▸ **BRIEF**
Among the entries below, how many lines include the string "gently"? Answer with only the number.
Segment Start: MATERIALS PROVIDED
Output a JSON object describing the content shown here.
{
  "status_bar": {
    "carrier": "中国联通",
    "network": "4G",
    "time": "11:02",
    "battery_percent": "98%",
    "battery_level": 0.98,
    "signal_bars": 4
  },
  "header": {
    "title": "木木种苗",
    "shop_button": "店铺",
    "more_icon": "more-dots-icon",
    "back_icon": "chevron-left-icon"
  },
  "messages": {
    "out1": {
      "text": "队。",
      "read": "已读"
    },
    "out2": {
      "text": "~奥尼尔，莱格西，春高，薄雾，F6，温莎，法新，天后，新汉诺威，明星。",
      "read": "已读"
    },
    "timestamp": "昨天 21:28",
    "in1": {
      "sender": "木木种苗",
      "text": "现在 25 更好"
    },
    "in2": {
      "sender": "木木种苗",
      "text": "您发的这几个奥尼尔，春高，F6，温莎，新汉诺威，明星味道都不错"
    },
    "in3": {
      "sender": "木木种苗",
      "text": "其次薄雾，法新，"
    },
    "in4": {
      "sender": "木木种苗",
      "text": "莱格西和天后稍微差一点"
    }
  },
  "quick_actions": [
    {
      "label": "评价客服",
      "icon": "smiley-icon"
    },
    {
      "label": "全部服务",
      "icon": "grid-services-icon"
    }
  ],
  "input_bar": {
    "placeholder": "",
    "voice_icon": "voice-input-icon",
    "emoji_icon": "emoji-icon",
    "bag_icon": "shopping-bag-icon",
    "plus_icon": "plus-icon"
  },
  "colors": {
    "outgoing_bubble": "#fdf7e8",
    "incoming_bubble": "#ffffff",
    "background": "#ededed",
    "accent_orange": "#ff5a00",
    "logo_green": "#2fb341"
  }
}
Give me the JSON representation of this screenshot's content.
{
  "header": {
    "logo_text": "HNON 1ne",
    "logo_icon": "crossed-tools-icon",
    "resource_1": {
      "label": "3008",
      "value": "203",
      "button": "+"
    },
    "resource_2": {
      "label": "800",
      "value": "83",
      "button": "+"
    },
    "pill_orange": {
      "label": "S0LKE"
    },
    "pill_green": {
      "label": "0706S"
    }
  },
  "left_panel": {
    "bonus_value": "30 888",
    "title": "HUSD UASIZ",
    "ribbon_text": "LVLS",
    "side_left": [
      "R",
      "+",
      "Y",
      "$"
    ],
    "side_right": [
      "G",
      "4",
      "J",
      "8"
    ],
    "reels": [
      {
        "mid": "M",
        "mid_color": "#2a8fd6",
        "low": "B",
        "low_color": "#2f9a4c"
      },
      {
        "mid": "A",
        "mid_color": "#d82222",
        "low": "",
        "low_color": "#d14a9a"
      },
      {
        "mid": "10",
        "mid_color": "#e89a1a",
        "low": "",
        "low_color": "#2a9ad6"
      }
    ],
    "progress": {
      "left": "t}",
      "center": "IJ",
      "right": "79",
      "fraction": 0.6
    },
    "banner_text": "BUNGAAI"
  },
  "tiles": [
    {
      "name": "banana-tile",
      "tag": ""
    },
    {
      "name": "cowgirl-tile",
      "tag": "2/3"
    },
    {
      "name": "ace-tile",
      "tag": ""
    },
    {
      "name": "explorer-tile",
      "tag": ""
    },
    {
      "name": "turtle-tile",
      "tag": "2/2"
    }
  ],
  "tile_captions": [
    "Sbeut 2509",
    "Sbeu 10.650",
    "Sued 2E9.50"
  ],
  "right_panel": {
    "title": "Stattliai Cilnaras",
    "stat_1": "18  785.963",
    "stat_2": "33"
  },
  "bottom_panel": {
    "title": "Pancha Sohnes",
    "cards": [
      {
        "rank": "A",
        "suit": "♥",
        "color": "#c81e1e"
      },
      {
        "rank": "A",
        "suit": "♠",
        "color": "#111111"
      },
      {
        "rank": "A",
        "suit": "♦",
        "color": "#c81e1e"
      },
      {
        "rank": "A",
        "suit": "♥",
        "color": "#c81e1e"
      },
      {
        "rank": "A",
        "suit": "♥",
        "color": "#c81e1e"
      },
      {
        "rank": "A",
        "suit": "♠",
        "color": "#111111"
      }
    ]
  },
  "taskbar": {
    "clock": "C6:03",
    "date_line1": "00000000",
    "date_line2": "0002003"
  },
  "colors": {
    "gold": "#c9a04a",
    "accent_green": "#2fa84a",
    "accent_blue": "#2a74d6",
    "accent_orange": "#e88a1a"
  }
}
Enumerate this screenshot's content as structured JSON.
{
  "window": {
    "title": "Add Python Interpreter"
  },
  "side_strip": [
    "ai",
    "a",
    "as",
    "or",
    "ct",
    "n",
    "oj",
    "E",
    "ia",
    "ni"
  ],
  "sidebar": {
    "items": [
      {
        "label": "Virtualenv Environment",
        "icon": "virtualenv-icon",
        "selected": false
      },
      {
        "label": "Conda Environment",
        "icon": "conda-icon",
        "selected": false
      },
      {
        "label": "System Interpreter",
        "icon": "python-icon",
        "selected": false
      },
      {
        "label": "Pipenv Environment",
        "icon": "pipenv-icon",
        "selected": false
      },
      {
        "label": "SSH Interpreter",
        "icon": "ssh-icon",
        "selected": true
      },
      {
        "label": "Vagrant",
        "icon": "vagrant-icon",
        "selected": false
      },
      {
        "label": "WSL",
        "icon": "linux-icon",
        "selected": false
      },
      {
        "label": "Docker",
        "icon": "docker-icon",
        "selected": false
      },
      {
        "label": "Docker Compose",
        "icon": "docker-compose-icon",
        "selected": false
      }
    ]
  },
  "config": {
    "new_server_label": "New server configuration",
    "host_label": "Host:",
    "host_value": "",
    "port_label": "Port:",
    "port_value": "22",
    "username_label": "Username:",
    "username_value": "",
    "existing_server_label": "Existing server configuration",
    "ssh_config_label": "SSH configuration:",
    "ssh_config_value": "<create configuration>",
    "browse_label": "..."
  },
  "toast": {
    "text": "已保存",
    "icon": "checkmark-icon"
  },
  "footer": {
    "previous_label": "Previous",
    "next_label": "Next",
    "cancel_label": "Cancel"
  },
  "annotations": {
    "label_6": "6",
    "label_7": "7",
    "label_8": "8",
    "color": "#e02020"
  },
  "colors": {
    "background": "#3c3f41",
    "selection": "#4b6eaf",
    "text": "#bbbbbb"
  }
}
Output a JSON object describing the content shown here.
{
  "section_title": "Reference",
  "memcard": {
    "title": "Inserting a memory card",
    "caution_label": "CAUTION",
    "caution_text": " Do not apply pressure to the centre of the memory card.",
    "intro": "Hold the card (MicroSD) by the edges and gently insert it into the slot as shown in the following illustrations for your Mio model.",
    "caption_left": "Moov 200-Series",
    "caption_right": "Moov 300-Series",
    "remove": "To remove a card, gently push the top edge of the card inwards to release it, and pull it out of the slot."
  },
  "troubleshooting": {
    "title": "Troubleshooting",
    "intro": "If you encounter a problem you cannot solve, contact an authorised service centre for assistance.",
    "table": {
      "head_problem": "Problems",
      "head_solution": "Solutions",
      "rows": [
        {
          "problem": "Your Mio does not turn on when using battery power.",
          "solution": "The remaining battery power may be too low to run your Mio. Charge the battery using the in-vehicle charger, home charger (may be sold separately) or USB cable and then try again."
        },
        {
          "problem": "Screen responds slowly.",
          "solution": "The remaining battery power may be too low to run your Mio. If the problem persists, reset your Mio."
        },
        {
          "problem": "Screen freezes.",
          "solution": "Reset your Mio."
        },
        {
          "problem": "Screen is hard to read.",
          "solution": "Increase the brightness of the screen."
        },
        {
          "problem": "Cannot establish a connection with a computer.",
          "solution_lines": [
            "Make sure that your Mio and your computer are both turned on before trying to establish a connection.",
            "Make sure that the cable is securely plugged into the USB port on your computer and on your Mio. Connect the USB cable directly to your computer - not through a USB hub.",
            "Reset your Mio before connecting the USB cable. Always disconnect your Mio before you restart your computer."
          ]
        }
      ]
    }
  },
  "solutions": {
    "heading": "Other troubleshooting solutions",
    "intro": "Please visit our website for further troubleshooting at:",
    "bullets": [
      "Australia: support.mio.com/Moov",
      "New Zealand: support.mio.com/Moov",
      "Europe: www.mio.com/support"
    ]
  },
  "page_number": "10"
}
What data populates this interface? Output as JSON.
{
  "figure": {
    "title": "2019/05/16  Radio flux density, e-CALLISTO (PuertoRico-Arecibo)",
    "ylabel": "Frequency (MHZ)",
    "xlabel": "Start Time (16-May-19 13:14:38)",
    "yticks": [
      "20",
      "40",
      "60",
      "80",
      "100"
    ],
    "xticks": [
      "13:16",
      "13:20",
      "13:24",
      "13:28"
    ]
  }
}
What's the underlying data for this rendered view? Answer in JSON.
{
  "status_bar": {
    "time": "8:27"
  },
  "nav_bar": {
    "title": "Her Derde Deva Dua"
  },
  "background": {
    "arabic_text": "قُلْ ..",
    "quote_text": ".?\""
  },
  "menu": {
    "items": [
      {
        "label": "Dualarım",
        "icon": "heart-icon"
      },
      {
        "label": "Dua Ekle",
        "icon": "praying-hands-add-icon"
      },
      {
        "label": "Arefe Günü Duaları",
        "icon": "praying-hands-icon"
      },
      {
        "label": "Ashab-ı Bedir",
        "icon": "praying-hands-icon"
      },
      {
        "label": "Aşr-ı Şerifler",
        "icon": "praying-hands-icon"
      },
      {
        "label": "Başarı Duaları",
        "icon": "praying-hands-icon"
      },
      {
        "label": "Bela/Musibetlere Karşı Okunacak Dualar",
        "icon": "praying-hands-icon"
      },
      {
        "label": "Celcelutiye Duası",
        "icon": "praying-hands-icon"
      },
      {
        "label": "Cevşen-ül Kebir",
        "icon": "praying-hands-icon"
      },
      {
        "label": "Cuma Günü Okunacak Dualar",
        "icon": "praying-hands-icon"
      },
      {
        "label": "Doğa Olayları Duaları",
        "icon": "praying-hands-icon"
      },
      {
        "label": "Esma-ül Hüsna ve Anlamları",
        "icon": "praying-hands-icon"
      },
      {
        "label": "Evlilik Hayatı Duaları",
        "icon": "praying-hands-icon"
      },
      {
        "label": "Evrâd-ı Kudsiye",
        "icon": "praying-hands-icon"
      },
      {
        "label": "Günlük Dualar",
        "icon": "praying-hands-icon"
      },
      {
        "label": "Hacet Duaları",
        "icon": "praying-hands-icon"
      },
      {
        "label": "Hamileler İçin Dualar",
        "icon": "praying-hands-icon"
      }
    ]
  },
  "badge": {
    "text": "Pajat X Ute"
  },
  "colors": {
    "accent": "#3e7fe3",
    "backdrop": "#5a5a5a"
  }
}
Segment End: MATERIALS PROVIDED
▸ **OUTPUT FOR THIS EXERCISE**
2